Dr. Roswell Park, M.A.[a 1], M.D.[a 2], (1852 – 1914) is remembered for founding the world's first cancer institute that now bears his name a century ago, The Roswell Park Cancer Institute, and for an unfortunate association with the mortal wounding of President William McKinley in Buffalo, NY, in 1901.
Park's accomplishments as a pioneer American neurosurgeon have been overlooked. After Park was appointed as Chair of Surgery at the University of Buffalo in 1884, he became the first American surgeon to precisely localize and remove a posttraumatic epileptic focus in the absence of external scars in 1886. Park introduced American physicians and surgeons to David Ferrier's research on localization of cerebral cortical function and Victor Horsley's techniques for extirpating epileptic foci. In 1895, Park became the first American surgeon to successfully treat spina bifida. In the same year, he wrote the first American monograph on surgery of the head.

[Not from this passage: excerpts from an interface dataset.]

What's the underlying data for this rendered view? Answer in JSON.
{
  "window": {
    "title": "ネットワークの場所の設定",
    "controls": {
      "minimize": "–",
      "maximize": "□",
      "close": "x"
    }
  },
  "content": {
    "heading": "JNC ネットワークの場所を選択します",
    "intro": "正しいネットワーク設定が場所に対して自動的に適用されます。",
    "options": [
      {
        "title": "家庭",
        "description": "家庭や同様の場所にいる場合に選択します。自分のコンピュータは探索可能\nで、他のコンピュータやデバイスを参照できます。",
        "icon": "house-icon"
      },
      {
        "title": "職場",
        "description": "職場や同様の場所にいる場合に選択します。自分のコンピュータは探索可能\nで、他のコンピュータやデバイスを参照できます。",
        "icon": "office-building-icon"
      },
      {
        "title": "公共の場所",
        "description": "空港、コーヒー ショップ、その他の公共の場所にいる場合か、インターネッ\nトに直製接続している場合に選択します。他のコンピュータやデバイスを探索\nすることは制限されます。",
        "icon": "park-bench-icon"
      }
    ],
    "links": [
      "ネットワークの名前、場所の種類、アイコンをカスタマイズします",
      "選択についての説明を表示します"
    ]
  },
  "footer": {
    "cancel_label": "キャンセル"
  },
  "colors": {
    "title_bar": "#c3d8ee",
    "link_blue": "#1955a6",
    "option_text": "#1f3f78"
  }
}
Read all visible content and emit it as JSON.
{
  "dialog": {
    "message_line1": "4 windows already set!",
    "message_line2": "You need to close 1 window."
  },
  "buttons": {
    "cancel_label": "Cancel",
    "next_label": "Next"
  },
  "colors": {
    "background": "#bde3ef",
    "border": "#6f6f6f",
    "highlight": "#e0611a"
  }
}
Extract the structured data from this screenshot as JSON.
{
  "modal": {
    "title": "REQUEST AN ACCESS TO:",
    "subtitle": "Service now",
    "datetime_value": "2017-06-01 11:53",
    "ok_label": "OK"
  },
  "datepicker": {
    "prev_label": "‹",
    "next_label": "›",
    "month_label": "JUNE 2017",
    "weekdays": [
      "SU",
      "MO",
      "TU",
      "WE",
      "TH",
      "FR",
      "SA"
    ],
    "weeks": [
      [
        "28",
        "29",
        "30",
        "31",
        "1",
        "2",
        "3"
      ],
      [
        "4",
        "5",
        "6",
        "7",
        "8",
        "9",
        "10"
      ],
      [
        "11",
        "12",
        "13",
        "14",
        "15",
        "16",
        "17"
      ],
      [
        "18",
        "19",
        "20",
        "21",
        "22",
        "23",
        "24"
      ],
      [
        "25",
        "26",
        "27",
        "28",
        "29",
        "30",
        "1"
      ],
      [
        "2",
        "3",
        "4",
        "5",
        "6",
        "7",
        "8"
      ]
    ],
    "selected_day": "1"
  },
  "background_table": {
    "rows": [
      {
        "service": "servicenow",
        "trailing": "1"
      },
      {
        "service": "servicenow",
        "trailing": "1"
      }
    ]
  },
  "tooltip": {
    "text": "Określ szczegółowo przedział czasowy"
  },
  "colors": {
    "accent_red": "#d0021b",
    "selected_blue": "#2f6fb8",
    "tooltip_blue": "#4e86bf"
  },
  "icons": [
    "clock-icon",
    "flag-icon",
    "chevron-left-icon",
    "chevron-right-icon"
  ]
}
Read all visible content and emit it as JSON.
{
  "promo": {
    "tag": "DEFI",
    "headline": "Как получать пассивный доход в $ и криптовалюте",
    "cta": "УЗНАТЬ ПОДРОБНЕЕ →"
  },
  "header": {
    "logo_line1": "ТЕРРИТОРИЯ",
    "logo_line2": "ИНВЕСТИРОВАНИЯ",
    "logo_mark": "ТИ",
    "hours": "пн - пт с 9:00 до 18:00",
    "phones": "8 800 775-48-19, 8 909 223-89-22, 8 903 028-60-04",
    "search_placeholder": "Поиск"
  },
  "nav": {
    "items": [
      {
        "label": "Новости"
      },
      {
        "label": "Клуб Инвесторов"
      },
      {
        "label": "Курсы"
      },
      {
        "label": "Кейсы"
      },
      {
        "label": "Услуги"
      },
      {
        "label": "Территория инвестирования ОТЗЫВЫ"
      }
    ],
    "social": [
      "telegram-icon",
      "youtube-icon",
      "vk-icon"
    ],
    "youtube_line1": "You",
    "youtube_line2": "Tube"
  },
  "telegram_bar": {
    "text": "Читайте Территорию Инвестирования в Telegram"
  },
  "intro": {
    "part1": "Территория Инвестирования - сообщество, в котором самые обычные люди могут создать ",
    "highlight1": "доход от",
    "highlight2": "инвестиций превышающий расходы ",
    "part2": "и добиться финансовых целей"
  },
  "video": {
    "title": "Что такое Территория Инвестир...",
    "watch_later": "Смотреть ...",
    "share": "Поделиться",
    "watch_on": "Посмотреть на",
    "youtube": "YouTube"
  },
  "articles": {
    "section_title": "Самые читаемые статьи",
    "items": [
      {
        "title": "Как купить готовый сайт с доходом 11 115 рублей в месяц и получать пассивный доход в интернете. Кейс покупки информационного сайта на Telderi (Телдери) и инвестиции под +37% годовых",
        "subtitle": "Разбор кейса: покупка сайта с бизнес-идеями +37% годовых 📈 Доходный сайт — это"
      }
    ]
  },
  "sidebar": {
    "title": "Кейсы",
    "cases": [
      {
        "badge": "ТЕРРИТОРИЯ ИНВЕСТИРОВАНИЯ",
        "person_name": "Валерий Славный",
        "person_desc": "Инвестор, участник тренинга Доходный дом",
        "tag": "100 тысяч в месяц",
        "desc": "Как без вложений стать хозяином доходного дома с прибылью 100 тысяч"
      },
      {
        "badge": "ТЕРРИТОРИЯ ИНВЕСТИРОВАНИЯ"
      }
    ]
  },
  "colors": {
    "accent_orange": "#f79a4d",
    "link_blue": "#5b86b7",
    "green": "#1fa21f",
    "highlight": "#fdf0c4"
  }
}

Park's case reports of successful operations on patients deemed almost incurable reveal boldness and ingenuity. Park's untimely death truncated a promising career.
- Fine EJ, Reynolds D, Soria ED, Scalcione LR, Fine DL. The contributions of Dr. Roswell Park to epilepsy and spinal surgery. Neurosurgery. February 1998; 42(2): 372-7; [discussion 377-8]. PMID. DOI. Retrieved 12 October 2021.